The problem:
Going line by line through the material below, tally those that contain the word "accent" and give the count by itself.

(Data to use)

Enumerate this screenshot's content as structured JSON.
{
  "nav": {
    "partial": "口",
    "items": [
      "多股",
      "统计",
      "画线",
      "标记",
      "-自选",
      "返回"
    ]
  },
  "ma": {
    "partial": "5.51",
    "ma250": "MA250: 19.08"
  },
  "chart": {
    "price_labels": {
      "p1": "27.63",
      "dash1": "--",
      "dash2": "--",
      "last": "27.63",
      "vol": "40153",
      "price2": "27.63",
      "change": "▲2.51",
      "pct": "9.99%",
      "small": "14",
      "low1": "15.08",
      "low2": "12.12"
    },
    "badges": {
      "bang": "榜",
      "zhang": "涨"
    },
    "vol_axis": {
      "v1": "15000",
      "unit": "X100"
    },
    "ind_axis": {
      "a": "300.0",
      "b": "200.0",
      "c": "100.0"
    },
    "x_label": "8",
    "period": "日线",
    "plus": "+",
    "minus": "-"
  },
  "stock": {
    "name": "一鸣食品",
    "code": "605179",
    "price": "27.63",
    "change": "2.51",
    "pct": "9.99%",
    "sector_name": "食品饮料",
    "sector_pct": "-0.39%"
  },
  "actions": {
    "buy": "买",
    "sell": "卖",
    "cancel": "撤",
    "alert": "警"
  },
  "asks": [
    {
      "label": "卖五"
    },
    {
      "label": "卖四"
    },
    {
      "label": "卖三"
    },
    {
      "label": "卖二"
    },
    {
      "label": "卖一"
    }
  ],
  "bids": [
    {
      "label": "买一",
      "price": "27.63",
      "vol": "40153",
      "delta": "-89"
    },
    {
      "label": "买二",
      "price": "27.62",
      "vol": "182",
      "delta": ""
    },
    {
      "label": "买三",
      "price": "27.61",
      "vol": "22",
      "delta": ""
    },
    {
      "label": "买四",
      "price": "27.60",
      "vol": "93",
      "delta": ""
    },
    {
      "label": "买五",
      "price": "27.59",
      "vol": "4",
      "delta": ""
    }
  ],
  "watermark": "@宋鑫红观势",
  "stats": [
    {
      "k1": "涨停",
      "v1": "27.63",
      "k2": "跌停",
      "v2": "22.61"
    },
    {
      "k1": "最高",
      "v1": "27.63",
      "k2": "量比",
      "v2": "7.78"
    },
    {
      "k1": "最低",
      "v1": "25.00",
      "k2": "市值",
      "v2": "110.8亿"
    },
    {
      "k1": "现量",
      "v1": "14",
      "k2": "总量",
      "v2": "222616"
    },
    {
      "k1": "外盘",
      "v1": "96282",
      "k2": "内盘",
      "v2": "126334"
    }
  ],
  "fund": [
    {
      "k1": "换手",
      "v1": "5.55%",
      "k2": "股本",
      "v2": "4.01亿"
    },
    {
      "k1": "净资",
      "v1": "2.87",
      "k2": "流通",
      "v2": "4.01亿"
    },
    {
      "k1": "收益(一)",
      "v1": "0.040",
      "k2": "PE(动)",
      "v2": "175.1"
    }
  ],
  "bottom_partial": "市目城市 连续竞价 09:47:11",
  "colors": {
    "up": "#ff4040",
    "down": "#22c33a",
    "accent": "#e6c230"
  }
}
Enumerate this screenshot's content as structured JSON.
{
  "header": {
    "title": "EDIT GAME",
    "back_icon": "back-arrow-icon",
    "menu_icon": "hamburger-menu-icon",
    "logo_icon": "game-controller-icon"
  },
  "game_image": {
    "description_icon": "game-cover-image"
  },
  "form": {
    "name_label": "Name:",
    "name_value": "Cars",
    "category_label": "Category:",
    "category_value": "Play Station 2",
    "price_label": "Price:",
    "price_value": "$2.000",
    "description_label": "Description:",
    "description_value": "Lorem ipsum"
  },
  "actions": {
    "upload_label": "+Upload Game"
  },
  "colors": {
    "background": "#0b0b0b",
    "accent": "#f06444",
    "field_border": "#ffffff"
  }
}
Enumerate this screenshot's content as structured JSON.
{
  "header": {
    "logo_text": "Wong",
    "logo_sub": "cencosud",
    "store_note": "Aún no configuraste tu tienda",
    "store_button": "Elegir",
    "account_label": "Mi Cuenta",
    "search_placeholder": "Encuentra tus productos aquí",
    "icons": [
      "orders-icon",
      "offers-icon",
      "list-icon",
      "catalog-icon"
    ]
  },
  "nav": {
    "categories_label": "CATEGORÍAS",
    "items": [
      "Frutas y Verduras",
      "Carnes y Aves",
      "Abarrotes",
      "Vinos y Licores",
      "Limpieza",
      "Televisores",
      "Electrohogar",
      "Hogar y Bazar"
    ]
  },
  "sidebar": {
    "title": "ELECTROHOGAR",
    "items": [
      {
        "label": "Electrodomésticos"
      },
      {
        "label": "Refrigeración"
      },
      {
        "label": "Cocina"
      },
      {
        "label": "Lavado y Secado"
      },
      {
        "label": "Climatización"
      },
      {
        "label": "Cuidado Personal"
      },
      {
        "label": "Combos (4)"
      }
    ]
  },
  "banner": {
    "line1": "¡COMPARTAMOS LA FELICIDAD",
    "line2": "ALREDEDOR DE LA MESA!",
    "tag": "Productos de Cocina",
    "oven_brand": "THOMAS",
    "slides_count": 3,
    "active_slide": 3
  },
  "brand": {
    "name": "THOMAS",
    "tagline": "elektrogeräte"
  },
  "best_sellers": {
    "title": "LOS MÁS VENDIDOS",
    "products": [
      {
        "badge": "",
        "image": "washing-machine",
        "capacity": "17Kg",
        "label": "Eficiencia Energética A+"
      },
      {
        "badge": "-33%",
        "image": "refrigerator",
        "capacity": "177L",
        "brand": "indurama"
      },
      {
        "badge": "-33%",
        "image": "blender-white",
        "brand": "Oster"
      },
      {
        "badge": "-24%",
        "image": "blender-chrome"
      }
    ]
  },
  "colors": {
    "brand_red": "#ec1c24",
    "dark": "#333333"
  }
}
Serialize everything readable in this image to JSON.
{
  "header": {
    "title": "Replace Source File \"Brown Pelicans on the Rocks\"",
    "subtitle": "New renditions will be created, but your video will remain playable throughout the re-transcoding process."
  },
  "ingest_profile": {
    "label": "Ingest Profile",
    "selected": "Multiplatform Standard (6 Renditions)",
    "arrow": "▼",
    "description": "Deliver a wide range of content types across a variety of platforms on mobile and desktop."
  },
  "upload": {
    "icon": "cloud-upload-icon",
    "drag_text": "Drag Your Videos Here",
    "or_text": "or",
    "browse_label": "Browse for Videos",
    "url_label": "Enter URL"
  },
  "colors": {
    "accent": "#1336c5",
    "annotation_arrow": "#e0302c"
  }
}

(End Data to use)

Task response:
3